INSTRUCTIONS TO FOLLOW —
The full set of entries below is to be returned unchanged.
--- DATA EXTRACT ---
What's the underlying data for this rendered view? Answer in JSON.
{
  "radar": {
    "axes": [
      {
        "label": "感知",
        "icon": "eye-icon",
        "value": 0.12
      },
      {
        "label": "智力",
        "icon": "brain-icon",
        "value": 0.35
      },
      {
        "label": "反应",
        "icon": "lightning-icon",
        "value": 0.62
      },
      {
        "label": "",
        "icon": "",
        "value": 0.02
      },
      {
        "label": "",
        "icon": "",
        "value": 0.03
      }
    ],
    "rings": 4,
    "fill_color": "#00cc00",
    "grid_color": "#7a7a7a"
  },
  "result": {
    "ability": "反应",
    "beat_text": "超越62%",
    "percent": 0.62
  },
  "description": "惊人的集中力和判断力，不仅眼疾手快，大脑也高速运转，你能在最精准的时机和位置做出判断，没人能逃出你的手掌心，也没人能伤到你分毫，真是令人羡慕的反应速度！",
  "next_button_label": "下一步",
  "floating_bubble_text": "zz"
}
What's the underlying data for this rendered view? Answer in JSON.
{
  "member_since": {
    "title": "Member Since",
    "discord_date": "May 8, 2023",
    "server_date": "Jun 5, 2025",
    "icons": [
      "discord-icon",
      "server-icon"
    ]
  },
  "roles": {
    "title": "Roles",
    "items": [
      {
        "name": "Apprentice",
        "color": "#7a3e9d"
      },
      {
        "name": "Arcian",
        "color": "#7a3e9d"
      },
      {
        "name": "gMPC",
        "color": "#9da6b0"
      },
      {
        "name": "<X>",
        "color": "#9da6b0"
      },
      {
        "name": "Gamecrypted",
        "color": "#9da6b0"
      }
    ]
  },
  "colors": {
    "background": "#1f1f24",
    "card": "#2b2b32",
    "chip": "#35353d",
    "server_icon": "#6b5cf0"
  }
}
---
TASK RESULT —
What's the underlying data for this rendered view? Answer in JSON.
{
  "radar": {
    "axes": [
      {
        "label": "感知",
        "icon": "eye-icon",
        "value": 0.12
      },
      {
        "label": "智力",
        "icon": "brain-icon",
        "value": 0.35
      },
      {
        "label": "反应",
        "icon": "lightning-icon",
        "value": 0.62
      },
      {
        "label": "",
        "icon": "",
        "value": 0.02
      },
      {
        "label": "",
        "icon": "",
        "value": 0.03
      }
    ],
    "rings": 4,
    "fill_color": "#00cc00",
    "grid_color": "#7a7a7a"
  },
  "result": {
    "ability": "反应",
    "beat_text": "超越62%",
    "percent": 0.62
  },
  "description": "惊人的集中力和判断力，不仅眼疾手快，大脑也高速运转，你能在最精准的时机和位置做出判断，没人能逃出你的手掌心，也没人能伤到你分毫，真是令人羡慕的反应速度！",
  "next_button_label": "下一步",
  "floating_bubble_text": "zz"
}
What's the underlying data for this rendered view? Answer in JSON.
{
  "member_since": {
    "title": "Member Since",
    "discord_date": "May 8, 2023",
    "server_date": "Jun 5, 2025",
    "icons": [
      "discord-icon",
      "server-icon"
    ]
  },
  "roles": {
    "title": "Roles",
    "items": [
      {
        "name": "Apprentice",
        "color": "#7a3e9d"
      },
      {
        "name": "Arcian",
        "color": "#7a3e9d"
      },
      {
        "name": "gMPC",
        "color": "#9da6b0"
      },
      {
        "name": "<X>",
        "color": "#9da6b0"
      },
      {
        "name": "Gamecrypted",
        "color": "#9da6b0"
      }
    ]
  },
  "colors": {
    "background": "#1f1f24",
    "card": "#2b2b32",
    "chip": "#35353d",
    "server_icon": "#6b5cf0"
  }
}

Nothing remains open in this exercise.